In 1995 Fr. Juan Edmundo Vecchi became the first Rector Mayor to visit the missionary communities of Cambodia, providing a great encouragement to the small community. He recommended the care for local vocations, even if the situation of the country was so poor and the Salesians would be required to support the Cambodian Catholic Church in any way possible, and also to stand on the empowerment of lay people as already then missionary partners.
In 1997 the Salesian wind reached the only international sea port of Cambodia: Sihanoukville. Fr. Valter Brigolin together with a Thai Don Bosco past pupil, Chachawan, were the first leaders of the technical school. Fr. Morales came from the Phillipines and stayed one year, then he went to Africa where he died being Master of Novices.

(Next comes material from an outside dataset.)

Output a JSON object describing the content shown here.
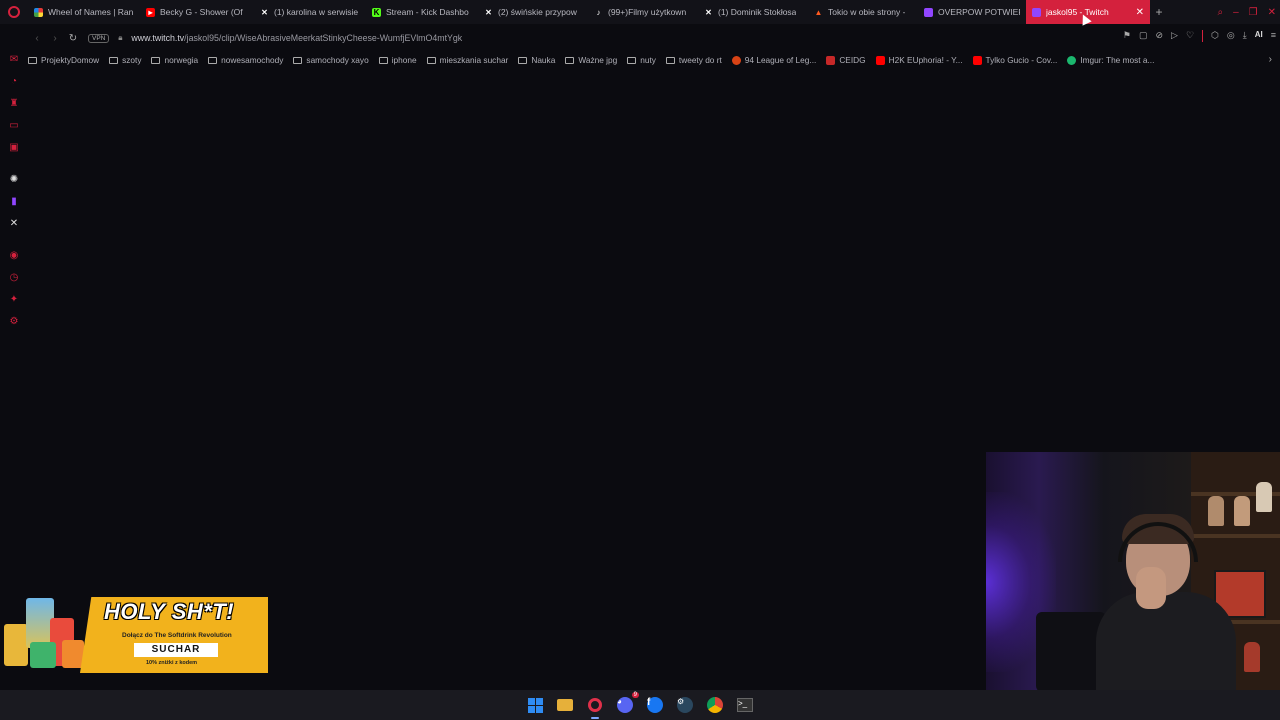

Also Fr. George from Sri Lanka came to the mission after his works in Africa.
In 1999 arrived the first young Salesian in practical training: today Fr. Albeiro Rodas (Fr. Samnang), who opened the first Oratory in Phnom Penh on February 2000. Fr. Gerard Ravasco (Fr. Gigi) arrived also in 1999, Fr. Leonardo Ochoa (Don Leo) in 2000. Fr. Sebastian from India arrived in that same year and stayed in Cambodia until 2005. He already passed away. In 2001 the second young Salesian in practical training, today Fr. Eugene Xalxo. In 2000, with a couple of volunteers, Bruno and Catalina, the Salesians opened a centre for children in Poipet, at the Cambodian-Thai border. Also the presence of Don Bosco in Battambang have been through the dedicated work of lay people.

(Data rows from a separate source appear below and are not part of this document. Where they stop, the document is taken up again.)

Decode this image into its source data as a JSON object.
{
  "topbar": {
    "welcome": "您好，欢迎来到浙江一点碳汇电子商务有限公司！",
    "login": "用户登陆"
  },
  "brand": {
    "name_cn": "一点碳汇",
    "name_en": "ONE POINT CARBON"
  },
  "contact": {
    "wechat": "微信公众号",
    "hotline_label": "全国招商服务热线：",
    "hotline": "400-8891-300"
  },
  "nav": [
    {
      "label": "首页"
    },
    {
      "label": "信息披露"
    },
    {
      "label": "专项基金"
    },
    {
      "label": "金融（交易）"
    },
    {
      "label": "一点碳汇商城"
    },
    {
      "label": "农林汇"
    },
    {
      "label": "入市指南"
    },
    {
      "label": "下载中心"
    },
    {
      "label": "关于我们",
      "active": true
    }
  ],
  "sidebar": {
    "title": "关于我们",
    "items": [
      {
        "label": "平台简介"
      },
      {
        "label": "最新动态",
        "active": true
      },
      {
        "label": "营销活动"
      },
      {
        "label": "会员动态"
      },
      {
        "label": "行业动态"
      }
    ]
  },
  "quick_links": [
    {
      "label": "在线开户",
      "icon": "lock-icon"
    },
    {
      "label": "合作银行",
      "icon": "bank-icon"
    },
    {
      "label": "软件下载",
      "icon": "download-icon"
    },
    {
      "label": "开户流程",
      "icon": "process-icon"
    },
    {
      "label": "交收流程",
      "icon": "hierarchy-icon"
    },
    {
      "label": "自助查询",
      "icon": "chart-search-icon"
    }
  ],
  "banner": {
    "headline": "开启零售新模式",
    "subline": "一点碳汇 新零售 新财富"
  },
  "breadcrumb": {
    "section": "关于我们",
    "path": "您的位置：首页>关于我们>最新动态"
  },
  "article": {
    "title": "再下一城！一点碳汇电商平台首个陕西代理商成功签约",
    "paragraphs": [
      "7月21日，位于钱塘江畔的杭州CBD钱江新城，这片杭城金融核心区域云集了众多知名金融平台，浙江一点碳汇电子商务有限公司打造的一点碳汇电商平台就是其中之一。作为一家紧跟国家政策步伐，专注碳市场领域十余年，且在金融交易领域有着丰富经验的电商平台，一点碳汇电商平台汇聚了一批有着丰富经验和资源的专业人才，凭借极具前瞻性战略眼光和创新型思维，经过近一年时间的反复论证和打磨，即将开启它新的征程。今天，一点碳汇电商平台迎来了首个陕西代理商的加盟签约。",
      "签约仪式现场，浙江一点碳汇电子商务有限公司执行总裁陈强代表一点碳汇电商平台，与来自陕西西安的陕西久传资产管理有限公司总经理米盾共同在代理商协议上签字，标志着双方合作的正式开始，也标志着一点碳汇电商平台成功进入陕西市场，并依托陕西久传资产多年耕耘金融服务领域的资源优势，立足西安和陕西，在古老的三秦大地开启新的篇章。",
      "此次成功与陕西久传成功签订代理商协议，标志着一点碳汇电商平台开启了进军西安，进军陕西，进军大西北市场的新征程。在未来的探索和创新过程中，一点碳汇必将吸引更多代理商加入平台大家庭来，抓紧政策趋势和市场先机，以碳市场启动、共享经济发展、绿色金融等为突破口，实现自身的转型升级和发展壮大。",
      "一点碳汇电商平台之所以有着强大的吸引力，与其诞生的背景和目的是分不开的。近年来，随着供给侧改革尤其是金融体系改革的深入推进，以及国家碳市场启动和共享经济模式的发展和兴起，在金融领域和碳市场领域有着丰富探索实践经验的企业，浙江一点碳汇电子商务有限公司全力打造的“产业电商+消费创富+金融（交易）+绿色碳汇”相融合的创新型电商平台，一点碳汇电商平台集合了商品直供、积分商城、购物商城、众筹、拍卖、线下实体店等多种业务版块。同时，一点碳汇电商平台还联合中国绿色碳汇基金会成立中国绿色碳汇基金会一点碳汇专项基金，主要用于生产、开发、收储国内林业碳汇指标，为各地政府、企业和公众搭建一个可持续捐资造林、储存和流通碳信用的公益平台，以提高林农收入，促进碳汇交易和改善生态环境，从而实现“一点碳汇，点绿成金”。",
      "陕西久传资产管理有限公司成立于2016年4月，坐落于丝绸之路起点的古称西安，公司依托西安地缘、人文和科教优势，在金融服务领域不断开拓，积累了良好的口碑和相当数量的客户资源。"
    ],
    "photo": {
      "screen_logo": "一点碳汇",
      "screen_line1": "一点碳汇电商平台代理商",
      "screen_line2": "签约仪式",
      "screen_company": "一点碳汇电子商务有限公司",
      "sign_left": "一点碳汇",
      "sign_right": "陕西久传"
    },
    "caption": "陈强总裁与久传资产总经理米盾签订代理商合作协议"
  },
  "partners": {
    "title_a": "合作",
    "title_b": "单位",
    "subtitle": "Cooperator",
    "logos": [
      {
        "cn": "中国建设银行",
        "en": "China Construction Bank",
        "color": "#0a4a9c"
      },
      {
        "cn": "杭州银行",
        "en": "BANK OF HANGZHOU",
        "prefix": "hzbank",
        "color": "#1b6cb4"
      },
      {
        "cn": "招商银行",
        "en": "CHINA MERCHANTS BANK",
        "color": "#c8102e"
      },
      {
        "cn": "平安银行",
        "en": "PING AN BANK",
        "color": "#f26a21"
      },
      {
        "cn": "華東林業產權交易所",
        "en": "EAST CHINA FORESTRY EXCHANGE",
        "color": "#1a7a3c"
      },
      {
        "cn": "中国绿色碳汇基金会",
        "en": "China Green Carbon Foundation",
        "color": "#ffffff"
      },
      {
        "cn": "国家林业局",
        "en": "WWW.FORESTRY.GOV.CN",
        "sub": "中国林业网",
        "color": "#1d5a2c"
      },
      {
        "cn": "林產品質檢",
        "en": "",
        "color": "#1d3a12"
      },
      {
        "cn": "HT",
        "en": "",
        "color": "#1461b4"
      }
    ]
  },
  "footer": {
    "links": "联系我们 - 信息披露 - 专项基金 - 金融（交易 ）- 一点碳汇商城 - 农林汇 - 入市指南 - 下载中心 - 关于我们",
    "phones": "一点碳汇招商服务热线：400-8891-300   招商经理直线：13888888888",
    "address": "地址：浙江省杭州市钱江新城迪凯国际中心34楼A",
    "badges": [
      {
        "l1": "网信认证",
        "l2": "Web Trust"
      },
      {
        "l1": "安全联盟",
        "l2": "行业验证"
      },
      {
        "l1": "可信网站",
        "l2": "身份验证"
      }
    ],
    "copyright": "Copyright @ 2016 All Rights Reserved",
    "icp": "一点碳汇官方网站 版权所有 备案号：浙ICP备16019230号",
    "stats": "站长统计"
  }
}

In February 11, 2007, His Majesty the King of Cambodia, Norodom Sihamoni, visited Don Bosco Sihanoukville and inaugurated the Don Bosco Hotel School. It was also the year of the start of the social communication centre to train young people from rural areas in media communication. The Salesian presence was also growing with the coming of new missionaries: Fr. Ceferino Ledesma, Fr. Roel Soto, who is today the superior of the Delegation, Fr. Mark Yang and Fr. Jeon Bok Nam from South Korea supported the development of Don Bosco Poipet, Brother Martin Tain Tai, Fr. Charles Michael Aron, Fr. Khai from Thailand, a diocesan priest who became Salesian Cooperator and has made a great contribution to the Cambodian mission. Since 2008 there were the first Cambodian aspirants to the Salesian Congregation: Br. Somony, Br. John Nary, Br. Prak Ieth, Br. Narong, Br. Dara and Br. Moeung. Other young clerics for practical training were sent periodically from the Missionary Expeditions: Today Fr. Joseph Khoa, Br. Joshua Pilaku, Br. Michael Geilwark, Br. Hoa, Br. Paul Boa, Br. Raymond Lawrence and Br. Daniel.

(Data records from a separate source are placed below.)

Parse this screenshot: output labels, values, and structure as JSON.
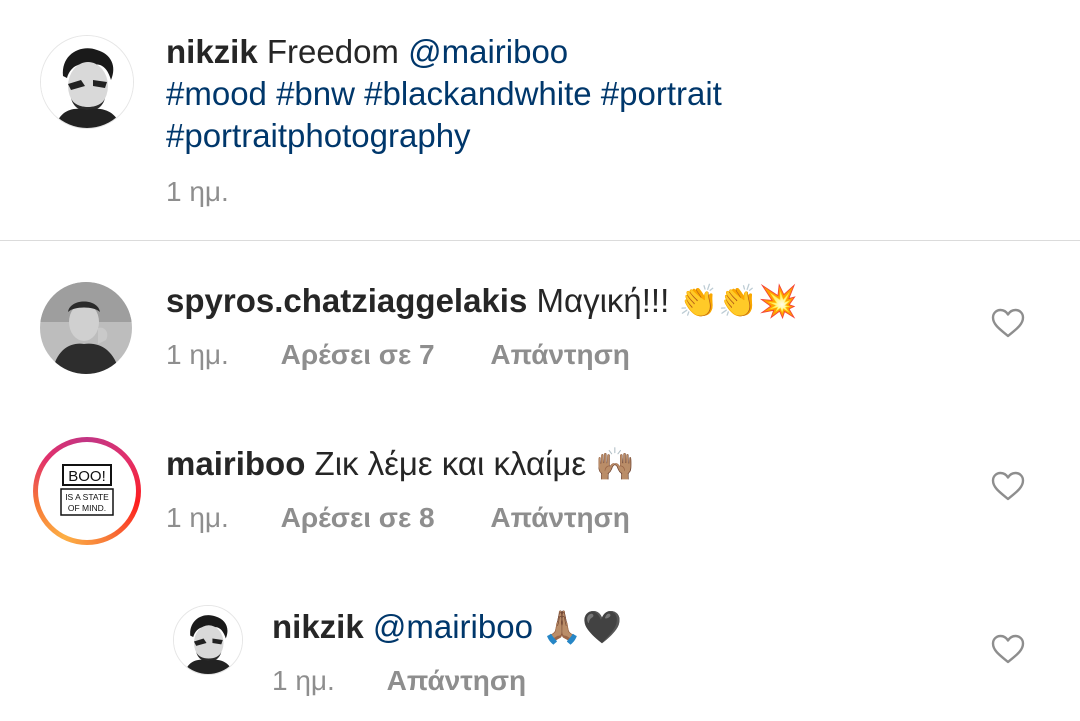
{
  "caption": {
    "username": "nikzik",
    "text": "Freedom",
    "mention": "@mairiboo",
    "hashtags_line1": "#mood #bnw #blackandwhite #portrait",
    "hashtags_line2": "#portraitphotography",
    "time": "1 ημ."
  },
  "comments": [
    {
      "username": "spyros.chatziaggelakis",
      "text": "Μαγική!!!",
      "emoji": "👏👏💥",
      "time": "1 ημ.",
      "likes": "Αρέσει σε 7",
      "reply": "Απάντηση",
      "avatar_icon": "profile-photo"
    },
    {
      "username": "mairiboo",
      "text": "Ζικ λέμε και κλαίμε",
      "emoji": "🙌🏽",
      "time": "1 ημ.",
      "likes": "Αρέσει σε 8",
      "reply": "Απάντηση",
      "avatar_icon": "boo-logo",
      "avatar_logo_text": [
        "BOO!",
        "IS A STATE",
        "OF MIND."
      ]
    }
  ],
  "reply": {
    "username": "nikzik",
    "mention": "@mairiboo",
    "emoji": "🙏🏽🖤",
    "time": "1 ημ.",
    "reply": "Απάντηση"
  },
  "icons": {
    "like": "heart-outline-icon"
  },
  "colors": {
    "text": "#262626",
    "link": "#00376b",
    "meta": "#8e8e8e",
    "divider": "#dbdbdb",
    "story_ring": [
      "#c13584",
      "#e1306c",
      "#fd1d1d",
      "#f77737",
      "#fcaf45"
    ]
  }
}
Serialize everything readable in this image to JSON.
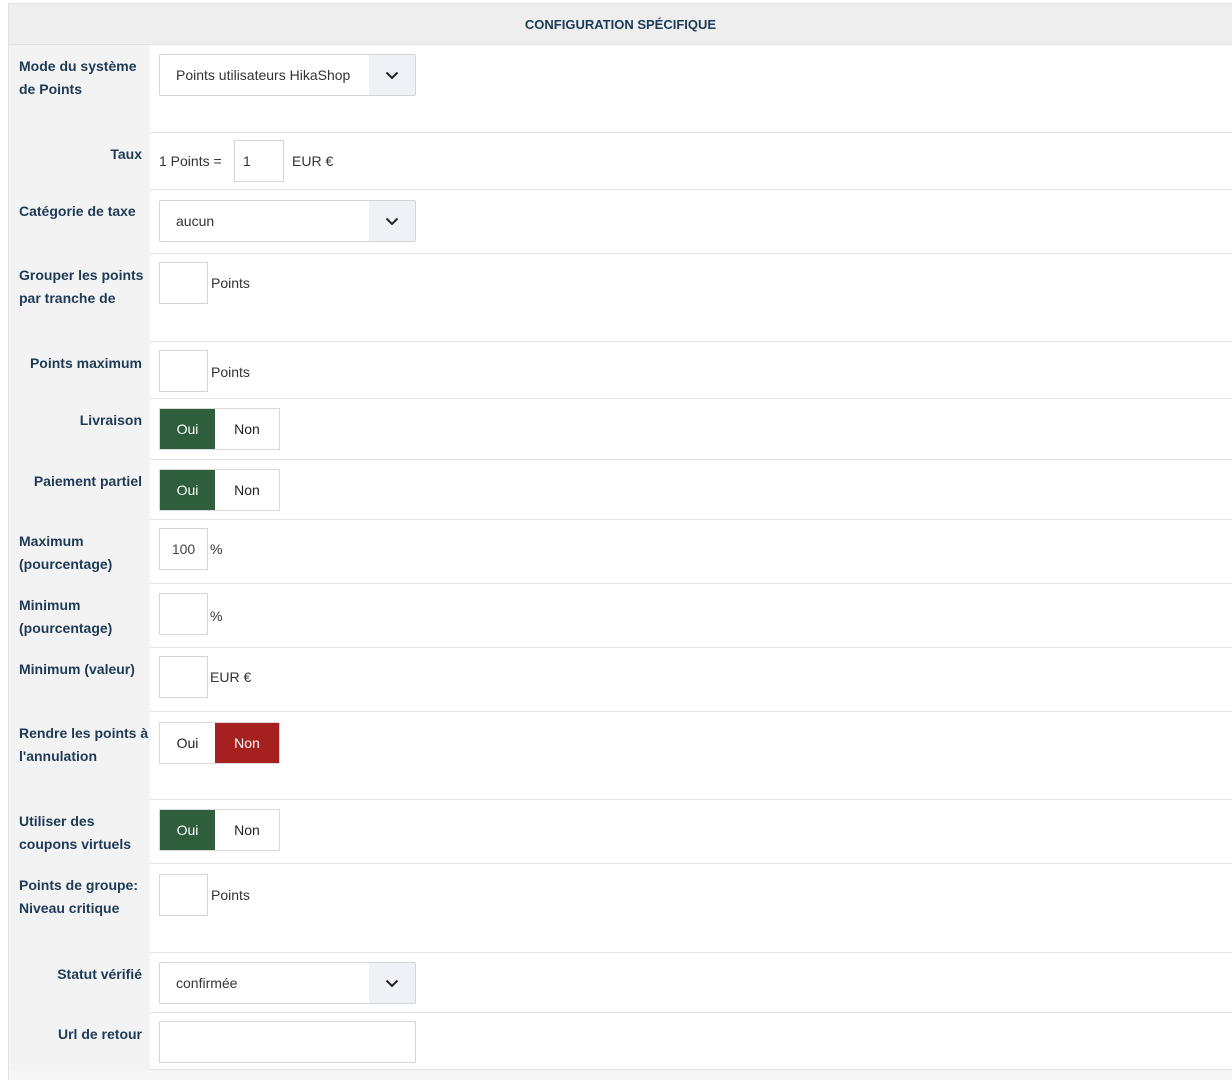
{
  "header": {
    "title": "CONFIGURATION SPÉCIFIQUE"
  },
  "rows": {
    "mode": {
      "label": "Mode du système de Points",
      "value": "Points utilisateurs HikaShop"
    },
    "taux": {
      "label": "Taux",
      "prefix": "1 Points =",
      "value": "1",
      "unit": "EUR €"
    },
    "taxe": {
      "label": "Catégorie de taxe",
      "value": "aucun"
    },
    "grouper": {
      "label": "Grouper les points par tranche de",
      "value": "",
      "unit": "Points"
    },
    "pointsmax": {
      "label": "Points maximum",
      "value": "",
      "unit": "Points"
    },
    "livraison": {
      "label": "Livraison",
      "yes": "Oui",
      "no": "Non",
      "selected": "Oui"
    },
    "paiement": {
      "label": "Paiement partiel",
      "yes": "Oui",
      "no": "Non",
      "selected": "Oui"
    },
    "maxpct": {
      "label": "Maximum (pourcentage)",
      "value": "100",
      "unit": "%"
    },
    "minpct": {
      "label": "Minimum (pourcentage)",
      "value": "",
      "unit": "%"
    },
    "minval": {
      "label": "Minimum (valeur)",
      "value": "",
      "unit": "EUR €"
    },
    "rendre": {
      "label": "Rendre les points à l'annulation",
      "yes": "Oui",
      "no": "Non",
      "selected": "Non"
    },
    "coupons": {
      "label": "Utiliser des coupons virtuels",
      "yes": "Oui",
      "no": "Non",
      "selected": "Oui"
    },
    "groupe": {
      "label": "Points de groupe: Niveau critique",
      "value": "",
      "unit": "Points"
    },
    "statut": {
      "label": "Statut vérifié",
      "value": "confirmée"
    },
    "url": {
      "label": "Url de retour",
      "value": ""
    }
  },
  "colors": {
    "label_text": "#1d3a57",
    "toggle_on": "#2e5e3c",
    "toggle_off_red": "#a5201f"
  },
  "icons": {
    "dropdown": "chevron-down-icon"
  }
}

The second decade of the 21st century has been also full of memorable events: the opening of Don Bosco Kep, the visit of Fr. Angel Fernandez Artimi, 10th successor of Don Bosco to Cambodia between February and March 2016 and many other activities that mark the way of Saint John Bosco and his sons by the Cambodian paths, helping those in more need, especially children and youth.
In this way, the Salesians in Cambodia are preparing for the 30 anniversary of the arrival of Don Bosco to this country by May 2021. In the middle of the global pandemic, the Salesians are full of optimism and love, trusting in God the Most High, because they know that whoever remain in the Faith, will be protected. They remain in Cambodia, because it is their call and work for the poorest. Whatever would be such celebration in one year more, with a lot solemnity or much simplicity, the most important is that would be a great spirit of thanksgiving to God and to Saint John Bosco for all these years of Graces.